On Tuesday's Crossfire (HT commenter Gary Hall), liberal Democratic guest Bill Burton tried to impress the show's hostesses and guest David Limbaugh when he said of President Obama: "More people have jobs than they did when he took office."
Wow. That's about the most unimpressive statement I've heard in years, and it would be beyond pathetic but for the performance of one state. Let's look at the facts:
According to the government's Household Survey, the economy has added 2.017 million seasonally adjusted jobs since January 2009:
There's only one problem. Only 388,000 of those jobs added have been full-time:
That's an average of 7,000 jobs per month during Obama's first 55 months in office (through August).
1.648 million jobs, or over four times as many, a 30,000 per month average, have been part-time in nature (the full-time and part-time numbers don't add exactly to the grand total because of vagaries in the seasonal adjustment calculations):
For the sake of comparison, let's look at Texas (a full-time/part-time breakdown isn't available):
The Lone Star State has added 871,000 jobs in the 55 months of available data. That's 43 percent of all the jobs added during Barack Obama's presidency for a state which has roughly 8 percent of the nation's population.
Though the data isn't readily avaiable, I have a feeling that far more than 19 percent of those jobs have gone to full-timers (19 percent is the national average during the Obama presidency).
I wonder when the Obama administration will send Texas Governor Rick Perry a thank-you card?

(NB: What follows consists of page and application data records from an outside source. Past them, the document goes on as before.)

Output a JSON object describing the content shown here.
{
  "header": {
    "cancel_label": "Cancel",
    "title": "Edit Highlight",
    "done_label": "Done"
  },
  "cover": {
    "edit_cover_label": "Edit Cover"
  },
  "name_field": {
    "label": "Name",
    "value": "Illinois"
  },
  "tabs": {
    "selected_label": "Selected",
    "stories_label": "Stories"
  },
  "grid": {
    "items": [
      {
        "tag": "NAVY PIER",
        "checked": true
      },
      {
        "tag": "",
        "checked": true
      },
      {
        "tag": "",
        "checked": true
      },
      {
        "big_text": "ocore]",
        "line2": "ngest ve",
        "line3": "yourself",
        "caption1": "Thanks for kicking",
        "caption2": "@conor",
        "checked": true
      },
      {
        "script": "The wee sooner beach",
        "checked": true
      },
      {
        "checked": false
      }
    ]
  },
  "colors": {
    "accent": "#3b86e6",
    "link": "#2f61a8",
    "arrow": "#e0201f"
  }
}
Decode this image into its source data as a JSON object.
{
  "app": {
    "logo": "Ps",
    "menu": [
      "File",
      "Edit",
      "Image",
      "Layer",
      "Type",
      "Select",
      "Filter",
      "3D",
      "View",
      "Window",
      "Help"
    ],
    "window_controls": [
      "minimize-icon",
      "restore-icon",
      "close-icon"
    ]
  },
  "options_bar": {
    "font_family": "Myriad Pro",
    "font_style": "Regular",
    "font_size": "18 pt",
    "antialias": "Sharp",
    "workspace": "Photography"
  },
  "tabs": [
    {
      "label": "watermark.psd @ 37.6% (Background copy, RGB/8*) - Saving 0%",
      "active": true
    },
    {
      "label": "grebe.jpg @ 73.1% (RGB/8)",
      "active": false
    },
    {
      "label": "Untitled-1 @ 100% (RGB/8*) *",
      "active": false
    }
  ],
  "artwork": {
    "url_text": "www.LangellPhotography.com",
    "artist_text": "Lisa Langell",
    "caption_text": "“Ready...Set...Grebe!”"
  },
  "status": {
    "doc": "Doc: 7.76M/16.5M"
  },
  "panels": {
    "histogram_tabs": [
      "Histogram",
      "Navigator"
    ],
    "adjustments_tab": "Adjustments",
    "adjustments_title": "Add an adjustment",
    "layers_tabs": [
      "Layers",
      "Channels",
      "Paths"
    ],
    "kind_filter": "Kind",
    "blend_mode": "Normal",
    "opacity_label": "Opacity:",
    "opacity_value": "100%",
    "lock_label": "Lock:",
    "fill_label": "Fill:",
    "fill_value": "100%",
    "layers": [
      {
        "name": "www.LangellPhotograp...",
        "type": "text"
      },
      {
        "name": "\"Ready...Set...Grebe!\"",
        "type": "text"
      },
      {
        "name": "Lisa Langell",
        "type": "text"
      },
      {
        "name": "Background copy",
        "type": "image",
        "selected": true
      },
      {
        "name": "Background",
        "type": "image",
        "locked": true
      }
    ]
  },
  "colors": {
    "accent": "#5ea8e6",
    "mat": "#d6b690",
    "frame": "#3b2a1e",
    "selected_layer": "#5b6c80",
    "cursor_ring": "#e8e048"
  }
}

It would have been nice if S.E. Cupp or David Limbaugh had challenged the value of Burton's completely unimpressive assertion.
Cross-posted at BizzyBlog.com.